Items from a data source
───

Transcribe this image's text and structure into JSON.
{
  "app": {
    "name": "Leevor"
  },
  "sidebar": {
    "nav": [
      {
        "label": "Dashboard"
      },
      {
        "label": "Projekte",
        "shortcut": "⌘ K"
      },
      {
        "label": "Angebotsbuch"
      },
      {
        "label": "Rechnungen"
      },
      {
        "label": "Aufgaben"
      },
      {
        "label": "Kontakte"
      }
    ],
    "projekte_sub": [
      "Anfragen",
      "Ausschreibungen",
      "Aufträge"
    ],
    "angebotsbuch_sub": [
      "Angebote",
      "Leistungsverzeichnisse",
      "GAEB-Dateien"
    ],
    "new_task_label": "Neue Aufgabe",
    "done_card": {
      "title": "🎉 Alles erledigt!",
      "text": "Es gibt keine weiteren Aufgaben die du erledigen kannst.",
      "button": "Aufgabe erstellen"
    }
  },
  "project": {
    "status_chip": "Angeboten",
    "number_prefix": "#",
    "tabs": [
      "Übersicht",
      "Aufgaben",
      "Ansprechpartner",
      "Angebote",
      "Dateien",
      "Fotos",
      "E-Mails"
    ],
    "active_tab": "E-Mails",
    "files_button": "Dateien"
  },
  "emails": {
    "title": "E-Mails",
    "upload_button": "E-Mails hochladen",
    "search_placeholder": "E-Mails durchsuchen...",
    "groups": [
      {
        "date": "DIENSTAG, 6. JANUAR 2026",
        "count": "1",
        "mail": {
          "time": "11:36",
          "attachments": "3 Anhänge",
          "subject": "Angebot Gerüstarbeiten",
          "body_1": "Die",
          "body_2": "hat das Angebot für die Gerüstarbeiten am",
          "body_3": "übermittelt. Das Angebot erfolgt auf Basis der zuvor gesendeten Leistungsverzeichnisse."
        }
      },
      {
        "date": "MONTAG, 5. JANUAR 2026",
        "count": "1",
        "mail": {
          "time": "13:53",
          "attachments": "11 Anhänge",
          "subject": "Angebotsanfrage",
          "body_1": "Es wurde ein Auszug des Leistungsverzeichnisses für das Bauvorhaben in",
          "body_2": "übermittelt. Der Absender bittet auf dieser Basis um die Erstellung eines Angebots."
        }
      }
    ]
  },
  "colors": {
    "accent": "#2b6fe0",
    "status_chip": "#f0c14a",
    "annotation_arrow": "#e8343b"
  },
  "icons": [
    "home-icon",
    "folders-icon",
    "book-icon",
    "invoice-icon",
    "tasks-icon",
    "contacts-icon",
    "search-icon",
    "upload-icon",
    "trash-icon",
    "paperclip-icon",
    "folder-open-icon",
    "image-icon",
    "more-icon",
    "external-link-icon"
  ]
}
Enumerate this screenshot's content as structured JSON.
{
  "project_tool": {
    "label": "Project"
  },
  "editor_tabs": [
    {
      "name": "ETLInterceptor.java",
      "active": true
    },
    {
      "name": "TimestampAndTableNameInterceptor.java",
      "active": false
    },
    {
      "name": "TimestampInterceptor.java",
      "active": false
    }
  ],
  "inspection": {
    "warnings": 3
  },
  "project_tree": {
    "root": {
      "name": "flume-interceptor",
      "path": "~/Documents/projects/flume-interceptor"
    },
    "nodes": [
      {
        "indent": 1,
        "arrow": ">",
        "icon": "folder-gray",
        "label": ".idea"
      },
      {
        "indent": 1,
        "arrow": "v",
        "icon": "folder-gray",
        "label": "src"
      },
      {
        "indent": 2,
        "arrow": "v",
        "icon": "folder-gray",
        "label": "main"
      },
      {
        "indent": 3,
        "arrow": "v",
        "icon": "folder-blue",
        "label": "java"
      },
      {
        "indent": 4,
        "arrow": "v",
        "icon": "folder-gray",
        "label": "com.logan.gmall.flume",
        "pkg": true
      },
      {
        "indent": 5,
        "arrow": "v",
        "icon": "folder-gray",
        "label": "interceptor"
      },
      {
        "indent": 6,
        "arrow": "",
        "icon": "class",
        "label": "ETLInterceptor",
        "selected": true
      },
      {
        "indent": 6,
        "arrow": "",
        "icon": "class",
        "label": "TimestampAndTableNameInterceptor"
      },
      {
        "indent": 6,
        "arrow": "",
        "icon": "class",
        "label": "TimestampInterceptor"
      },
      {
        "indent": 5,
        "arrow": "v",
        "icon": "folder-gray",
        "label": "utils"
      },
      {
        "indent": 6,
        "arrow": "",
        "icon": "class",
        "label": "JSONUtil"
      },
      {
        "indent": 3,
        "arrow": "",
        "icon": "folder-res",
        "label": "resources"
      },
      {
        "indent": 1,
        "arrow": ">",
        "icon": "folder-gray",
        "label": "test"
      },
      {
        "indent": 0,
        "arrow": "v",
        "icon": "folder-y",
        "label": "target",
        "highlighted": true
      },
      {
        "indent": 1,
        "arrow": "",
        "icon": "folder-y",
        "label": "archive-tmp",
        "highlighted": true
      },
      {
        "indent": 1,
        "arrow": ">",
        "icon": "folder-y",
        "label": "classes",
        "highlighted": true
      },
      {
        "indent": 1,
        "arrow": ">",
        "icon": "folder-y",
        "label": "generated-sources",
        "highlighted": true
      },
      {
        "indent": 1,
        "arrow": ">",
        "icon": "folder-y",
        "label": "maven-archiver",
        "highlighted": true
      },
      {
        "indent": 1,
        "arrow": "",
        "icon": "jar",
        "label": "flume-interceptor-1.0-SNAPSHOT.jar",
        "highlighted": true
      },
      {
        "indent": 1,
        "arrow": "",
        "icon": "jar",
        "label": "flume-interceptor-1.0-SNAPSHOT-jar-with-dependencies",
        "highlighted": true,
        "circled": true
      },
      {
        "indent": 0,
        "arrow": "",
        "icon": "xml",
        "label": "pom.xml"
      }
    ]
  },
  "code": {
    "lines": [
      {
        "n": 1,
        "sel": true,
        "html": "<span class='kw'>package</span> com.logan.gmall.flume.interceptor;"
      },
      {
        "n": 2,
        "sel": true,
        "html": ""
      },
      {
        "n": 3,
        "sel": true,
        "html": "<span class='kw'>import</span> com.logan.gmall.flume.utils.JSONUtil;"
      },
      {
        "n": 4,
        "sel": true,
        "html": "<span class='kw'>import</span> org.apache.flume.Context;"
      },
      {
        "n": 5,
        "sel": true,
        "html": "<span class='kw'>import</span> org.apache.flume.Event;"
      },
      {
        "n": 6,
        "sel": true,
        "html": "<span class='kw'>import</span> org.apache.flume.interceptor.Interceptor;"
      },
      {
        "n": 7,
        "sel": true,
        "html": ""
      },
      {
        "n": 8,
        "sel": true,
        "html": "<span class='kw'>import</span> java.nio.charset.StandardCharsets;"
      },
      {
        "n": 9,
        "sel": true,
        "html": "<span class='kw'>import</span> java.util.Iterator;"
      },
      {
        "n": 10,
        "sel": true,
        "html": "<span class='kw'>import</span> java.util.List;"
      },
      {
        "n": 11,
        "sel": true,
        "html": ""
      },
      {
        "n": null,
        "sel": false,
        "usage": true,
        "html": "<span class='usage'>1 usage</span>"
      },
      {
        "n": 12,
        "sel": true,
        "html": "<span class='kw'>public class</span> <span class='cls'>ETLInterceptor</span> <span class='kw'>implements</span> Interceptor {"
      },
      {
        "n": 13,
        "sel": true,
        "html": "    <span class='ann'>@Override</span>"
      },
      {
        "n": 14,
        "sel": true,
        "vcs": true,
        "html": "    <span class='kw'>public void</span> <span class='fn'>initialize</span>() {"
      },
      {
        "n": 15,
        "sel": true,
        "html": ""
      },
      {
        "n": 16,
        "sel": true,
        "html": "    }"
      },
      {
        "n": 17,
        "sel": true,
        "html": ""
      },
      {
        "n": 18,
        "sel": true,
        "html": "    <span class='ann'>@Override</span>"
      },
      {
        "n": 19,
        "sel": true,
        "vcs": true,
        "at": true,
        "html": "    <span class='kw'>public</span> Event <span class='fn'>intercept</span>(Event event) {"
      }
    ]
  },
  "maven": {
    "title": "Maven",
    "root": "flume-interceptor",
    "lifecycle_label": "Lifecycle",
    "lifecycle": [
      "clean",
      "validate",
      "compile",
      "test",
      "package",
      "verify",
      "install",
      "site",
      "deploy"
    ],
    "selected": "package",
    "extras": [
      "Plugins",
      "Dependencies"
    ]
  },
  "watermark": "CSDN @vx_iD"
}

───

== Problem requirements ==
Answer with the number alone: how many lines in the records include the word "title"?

== Result of this task ==
3